Filter the listing below, please, and copy only the lines with the word "note".
══════════════════════════════
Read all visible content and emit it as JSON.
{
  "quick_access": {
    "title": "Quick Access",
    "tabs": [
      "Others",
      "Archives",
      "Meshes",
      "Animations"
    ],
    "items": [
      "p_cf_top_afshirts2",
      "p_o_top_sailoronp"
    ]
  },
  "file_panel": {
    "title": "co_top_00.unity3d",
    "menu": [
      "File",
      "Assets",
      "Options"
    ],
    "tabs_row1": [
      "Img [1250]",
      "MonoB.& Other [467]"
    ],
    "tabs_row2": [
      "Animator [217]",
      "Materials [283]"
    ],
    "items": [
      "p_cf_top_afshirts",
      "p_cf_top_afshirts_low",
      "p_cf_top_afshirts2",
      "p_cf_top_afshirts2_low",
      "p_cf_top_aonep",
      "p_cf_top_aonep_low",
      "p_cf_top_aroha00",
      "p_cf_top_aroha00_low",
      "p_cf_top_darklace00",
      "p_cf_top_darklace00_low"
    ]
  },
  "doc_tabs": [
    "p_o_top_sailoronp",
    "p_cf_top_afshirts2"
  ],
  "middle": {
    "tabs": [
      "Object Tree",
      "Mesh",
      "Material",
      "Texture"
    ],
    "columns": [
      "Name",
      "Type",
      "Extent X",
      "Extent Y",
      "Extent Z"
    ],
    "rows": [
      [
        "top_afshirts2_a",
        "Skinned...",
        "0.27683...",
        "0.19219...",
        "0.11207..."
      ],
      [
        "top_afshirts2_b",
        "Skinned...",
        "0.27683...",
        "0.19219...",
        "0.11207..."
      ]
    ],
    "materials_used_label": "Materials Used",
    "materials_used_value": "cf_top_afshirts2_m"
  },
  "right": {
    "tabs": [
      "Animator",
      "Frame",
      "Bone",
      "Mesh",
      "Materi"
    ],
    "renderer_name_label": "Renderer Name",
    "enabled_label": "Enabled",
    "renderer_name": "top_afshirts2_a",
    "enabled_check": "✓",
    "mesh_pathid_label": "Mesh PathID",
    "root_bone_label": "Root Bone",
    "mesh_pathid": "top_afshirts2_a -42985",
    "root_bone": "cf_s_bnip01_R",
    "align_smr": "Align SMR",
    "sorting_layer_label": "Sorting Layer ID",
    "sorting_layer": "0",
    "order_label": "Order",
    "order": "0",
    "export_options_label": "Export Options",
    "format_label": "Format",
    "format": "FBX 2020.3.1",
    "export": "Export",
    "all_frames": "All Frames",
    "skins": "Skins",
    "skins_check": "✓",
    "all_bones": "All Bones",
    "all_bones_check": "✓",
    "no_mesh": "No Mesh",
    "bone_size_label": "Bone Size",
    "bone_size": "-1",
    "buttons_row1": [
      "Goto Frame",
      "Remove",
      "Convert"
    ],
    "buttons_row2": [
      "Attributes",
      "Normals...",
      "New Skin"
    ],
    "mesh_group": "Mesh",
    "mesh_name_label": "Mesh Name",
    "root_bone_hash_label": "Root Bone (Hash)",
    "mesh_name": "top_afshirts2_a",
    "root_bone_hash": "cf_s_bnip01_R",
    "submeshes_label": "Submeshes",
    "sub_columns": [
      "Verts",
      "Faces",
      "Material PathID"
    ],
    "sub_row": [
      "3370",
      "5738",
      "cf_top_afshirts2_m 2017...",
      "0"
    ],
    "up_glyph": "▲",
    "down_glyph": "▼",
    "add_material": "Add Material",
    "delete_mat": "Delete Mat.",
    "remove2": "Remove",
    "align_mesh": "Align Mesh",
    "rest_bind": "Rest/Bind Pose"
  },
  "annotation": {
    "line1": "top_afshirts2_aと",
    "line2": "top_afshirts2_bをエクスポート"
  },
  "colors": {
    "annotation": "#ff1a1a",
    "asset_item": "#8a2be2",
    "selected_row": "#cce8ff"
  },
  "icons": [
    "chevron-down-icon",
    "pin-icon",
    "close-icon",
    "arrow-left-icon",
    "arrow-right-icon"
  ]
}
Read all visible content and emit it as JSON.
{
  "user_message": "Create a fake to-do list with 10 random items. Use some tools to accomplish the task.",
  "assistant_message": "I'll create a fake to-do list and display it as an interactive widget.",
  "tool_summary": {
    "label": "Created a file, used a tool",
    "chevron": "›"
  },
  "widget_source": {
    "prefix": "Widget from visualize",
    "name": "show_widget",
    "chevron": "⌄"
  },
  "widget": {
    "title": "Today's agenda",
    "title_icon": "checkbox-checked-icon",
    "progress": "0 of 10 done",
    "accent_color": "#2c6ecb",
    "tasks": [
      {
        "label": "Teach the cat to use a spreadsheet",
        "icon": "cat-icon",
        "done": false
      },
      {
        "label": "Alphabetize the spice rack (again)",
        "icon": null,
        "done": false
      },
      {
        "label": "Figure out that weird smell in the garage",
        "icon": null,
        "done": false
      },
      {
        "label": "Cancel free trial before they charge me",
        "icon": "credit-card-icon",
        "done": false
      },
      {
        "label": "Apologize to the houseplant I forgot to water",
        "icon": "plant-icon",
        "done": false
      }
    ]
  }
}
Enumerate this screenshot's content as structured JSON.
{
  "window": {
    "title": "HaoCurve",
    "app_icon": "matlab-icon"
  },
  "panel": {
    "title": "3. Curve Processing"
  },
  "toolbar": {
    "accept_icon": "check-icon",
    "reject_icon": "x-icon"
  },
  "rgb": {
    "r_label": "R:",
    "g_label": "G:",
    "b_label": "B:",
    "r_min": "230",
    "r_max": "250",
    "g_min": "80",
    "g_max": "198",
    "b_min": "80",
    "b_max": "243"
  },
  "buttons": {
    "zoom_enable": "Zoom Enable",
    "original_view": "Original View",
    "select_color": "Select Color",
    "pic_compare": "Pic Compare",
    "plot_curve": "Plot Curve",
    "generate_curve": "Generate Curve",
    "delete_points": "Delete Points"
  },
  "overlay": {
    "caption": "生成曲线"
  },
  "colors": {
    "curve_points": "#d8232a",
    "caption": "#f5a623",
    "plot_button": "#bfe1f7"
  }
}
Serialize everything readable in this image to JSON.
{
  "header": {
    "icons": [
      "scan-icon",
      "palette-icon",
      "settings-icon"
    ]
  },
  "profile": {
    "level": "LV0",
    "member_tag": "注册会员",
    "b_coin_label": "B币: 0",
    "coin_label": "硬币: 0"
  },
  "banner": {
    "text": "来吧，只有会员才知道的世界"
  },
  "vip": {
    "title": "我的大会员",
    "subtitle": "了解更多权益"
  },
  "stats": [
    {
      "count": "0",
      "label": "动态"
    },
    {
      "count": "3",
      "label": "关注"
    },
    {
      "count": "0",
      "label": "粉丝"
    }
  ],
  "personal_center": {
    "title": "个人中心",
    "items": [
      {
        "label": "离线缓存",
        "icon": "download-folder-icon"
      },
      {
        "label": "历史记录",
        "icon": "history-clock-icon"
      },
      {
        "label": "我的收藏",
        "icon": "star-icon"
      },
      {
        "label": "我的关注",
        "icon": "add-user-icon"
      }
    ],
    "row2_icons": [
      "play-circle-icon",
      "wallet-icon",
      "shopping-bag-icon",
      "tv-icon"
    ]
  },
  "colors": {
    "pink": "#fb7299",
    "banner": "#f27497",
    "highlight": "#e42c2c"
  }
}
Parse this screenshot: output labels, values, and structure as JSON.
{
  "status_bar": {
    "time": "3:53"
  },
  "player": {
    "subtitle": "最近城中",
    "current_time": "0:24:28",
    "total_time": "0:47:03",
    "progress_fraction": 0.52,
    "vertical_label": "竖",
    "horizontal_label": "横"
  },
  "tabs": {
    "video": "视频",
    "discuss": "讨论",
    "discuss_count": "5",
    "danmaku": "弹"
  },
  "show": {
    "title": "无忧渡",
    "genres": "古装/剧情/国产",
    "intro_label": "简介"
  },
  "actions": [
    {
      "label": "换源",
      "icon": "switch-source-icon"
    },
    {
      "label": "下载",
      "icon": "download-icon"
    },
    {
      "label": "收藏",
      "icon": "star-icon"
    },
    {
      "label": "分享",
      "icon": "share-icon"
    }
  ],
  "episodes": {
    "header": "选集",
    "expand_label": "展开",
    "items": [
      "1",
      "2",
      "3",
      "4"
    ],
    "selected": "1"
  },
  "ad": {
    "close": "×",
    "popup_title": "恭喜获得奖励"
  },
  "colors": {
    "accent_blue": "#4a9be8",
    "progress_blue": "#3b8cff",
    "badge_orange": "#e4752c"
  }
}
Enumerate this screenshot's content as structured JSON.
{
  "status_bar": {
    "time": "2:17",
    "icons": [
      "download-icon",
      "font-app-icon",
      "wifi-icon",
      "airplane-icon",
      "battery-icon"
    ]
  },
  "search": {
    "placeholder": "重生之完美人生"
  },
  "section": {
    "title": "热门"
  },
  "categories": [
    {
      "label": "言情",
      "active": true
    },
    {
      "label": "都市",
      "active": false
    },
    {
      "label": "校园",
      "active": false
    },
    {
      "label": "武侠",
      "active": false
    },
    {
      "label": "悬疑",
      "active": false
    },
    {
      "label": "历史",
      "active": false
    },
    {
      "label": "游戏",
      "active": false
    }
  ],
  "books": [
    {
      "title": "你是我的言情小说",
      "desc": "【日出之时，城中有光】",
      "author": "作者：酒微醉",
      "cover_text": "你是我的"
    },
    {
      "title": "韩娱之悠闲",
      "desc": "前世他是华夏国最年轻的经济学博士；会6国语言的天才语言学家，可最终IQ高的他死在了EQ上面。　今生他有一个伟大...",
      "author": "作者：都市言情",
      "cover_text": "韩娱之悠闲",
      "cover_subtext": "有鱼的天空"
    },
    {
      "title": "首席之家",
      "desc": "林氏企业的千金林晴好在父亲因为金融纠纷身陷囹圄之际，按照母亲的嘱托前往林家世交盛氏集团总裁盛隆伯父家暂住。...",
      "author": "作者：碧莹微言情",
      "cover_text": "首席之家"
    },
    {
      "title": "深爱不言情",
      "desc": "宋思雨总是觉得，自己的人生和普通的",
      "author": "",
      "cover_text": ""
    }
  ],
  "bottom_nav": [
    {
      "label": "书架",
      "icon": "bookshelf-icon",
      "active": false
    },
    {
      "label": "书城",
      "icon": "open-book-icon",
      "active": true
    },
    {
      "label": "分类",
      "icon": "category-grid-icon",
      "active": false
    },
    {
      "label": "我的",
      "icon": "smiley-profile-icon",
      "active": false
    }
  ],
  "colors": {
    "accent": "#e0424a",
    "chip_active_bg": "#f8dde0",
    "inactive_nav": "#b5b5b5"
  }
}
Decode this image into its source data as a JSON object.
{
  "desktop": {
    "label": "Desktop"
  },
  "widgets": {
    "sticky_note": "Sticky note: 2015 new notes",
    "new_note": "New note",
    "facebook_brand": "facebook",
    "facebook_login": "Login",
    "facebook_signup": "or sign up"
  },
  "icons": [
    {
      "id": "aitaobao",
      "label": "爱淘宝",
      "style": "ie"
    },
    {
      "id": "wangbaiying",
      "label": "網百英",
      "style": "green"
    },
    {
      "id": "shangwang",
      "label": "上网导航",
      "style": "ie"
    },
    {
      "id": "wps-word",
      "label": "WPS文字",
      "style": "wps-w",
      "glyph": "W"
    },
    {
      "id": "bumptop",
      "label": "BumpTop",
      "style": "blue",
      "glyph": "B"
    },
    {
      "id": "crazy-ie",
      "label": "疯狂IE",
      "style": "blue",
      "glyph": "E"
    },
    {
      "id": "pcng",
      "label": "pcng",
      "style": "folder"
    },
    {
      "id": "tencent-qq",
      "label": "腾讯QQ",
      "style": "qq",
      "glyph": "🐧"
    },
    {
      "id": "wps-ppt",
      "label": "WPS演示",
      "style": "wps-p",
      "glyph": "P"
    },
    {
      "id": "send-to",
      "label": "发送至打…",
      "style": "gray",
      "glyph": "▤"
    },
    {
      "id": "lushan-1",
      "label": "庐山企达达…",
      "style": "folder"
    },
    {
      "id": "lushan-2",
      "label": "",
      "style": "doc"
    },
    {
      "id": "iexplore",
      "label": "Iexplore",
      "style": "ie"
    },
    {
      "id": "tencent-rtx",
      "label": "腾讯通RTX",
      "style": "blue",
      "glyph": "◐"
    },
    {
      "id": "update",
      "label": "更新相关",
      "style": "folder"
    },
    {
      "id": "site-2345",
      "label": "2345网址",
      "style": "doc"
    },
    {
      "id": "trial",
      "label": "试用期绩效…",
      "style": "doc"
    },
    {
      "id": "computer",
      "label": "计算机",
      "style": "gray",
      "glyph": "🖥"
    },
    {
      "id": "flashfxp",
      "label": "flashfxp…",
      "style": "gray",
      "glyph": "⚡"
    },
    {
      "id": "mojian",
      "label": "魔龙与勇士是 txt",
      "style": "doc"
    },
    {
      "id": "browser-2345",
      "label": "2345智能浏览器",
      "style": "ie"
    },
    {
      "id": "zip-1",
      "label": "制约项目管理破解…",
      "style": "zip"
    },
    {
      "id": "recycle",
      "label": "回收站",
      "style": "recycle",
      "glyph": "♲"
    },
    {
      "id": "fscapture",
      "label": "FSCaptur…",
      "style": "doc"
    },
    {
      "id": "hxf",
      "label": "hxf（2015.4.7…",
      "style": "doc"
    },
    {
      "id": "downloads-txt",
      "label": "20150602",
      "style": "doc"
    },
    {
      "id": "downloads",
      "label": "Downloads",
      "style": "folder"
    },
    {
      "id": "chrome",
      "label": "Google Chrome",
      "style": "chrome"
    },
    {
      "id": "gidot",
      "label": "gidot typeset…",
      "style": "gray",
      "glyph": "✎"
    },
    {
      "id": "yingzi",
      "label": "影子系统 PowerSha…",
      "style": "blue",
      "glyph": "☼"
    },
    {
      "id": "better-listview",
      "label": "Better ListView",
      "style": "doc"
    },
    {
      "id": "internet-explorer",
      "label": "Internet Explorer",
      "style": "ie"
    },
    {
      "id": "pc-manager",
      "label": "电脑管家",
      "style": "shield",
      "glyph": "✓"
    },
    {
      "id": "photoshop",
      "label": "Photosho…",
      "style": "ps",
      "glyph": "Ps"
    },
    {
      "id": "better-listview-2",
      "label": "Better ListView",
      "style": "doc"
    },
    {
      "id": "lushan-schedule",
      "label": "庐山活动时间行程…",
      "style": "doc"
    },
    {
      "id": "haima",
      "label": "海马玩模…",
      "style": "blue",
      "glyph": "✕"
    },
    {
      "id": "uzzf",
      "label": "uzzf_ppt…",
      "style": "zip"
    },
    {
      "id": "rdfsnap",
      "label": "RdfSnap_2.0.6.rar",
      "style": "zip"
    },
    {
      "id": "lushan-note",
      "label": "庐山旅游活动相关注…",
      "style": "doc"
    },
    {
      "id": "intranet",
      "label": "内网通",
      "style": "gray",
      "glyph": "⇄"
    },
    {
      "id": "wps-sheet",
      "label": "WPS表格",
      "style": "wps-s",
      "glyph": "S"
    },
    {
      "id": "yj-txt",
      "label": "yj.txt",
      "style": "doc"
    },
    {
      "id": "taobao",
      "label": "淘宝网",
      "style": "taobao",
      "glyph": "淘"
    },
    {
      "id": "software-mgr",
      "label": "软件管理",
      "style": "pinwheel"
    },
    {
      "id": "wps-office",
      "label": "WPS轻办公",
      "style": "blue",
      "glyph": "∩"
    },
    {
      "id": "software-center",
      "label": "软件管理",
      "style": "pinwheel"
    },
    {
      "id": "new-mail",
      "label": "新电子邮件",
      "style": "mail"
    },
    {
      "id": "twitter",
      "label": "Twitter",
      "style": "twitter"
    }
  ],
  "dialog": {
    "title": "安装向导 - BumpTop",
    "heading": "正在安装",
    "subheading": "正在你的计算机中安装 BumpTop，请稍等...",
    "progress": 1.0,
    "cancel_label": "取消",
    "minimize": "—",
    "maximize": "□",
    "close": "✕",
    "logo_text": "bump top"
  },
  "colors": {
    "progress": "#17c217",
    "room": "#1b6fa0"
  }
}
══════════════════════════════
◆ **RESULT OF THE EXERCISE**
    "sticky_note": "Sticky note: 2015 new notes",
    "new_note": "New note",
      "id": "lushan-note",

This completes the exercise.